> [To do]: Copy out all lines in the data below containing the string "name".

> [Information shown]:

◆ ◆ ◆

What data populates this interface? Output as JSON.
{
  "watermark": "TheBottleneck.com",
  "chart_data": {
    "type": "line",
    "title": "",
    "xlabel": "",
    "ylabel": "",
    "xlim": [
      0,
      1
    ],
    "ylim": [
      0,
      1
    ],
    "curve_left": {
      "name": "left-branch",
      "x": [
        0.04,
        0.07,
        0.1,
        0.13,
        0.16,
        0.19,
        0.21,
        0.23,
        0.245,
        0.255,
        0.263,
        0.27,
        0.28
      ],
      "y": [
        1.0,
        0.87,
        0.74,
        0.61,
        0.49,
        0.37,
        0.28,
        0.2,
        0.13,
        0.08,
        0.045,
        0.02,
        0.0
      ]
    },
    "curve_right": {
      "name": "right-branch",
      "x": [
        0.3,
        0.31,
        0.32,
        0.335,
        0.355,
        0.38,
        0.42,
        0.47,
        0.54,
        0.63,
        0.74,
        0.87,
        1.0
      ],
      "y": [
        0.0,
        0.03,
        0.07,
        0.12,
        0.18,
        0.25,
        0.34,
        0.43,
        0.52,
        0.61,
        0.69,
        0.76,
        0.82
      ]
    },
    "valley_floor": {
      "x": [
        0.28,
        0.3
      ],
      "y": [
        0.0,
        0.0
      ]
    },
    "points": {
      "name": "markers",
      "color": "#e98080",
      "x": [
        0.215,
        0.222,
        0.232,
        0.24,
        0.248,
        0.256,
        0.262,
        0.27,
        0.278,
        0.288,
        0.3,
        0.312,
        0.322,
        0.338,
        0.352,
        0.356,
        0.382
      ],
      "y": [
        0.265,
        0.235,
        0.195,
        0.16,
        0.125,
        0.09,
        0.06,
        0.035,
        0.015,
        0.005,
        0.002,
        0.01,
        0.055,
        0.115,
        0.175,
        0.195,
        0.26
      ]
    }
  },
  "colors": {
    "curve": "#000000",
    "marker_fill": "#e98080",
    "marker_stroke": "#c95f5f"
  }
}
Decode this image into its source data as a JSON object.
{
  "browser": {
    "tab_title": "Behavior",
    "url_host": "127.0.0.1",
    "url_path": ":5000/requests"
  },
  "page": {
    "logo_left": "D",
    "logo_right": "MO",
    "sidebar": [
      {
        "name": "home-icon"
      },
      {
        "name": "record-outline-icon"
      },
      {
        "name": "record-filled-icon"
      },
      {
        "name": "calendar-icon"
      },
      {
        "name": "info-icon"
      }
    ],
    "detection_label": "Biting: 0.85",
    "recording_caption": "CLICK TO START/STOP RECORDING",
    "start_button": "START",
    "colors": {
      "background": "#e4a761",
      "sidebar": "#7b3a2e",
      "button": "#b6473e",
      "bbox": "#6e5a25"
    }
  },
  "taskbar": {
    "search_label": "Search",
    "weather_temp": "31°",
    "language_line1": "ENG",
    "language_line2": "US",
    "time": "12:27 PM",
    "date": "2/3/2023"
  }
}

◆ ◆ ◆

> [Response area]:
      "name": "left-branch",
      "name": "right-branch",
      "name": "markers",
        "name": "home-icon"
        "name": "record-outline-icon"
        "name": "record-filled-icon"
        "name": "calendar-icon"
        "name": "info-icon"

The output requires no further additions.